    108 I. Burmistrov et al.

  • Fig. 3. Examples of traditional and flat web page stimuli

    In each series of the experiment the participant was given 9 slides with text, 9 slides with icons and 9 webpage screenshots. The order of tasks in each series was the following: first the participant was given one text search task (each of the typesets appeared three times within a series), then one icon search task, then one screenshot search task. This pattern was then repeated until all 27 tasks had been completed. The order of the different series of the experiment (first traditional, then flat – or the other way round) was counterbalanced. Before the experiment began, the participants were given instruction and training.

    The stimuli were presented on a 19 inch LCD monitor with 4:3 aspect ratio. To measure the participant’s eye movements an EyeLink 1000 eye-tracker was used. All screen events and mouse movements were recorded using the TechSmith Morae 3.2 data logging application.

    For the search of target words and icons the performance time was measured. For the screenshot task we measured the average time taken to click all clickable objects on a slide, and also registered the number of ‘miss’ and ‘false alarm’ errors.

    For each task type the mean eye-tracking indicators were analysed, including fixation and saccade parameters. These parameters are considered in the literature as indicators

    Fig. 2. Examples of realistic and flat icons stimuli

    Flat Design vs Traditional Design: Comparative Experimental Study 109

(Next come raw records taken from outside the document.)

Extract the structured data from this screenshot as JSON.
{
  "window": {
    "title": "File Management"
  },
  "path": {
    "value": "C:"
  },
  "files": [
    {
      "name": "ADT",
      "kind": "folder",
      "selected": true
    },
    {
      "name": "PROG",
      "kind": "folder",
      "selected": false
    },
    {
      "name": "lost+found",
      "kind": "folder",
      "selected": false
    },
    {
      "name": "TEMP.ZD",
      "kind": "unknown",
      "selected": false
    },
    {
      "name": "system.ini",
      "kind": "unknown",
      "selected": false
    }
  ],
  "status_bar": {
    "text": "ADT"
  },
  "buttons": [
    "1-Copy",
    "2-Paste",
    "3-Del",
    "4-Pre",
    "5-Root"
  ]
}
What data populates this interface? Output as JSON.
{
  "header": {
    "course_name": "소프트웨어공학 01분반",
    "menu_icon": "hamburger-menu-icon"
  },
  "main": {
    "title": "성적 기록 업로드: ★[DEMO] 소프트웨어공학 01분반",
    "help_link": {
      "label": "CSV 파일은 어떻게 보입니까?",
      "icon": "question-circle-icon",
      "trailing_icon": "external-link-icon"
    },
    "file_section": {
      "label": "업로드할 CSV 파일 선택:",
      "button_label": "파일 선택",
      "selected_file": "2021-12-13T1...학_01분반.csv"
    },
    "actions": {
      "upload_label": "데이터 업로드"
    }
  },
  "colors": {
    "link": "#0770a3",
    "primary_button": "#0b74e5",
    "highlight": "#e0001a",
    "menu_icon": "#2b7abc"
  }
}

  • of the cognitive load and show the following dynamics when the cognitive load increases: an increase in fixation duration [4, 1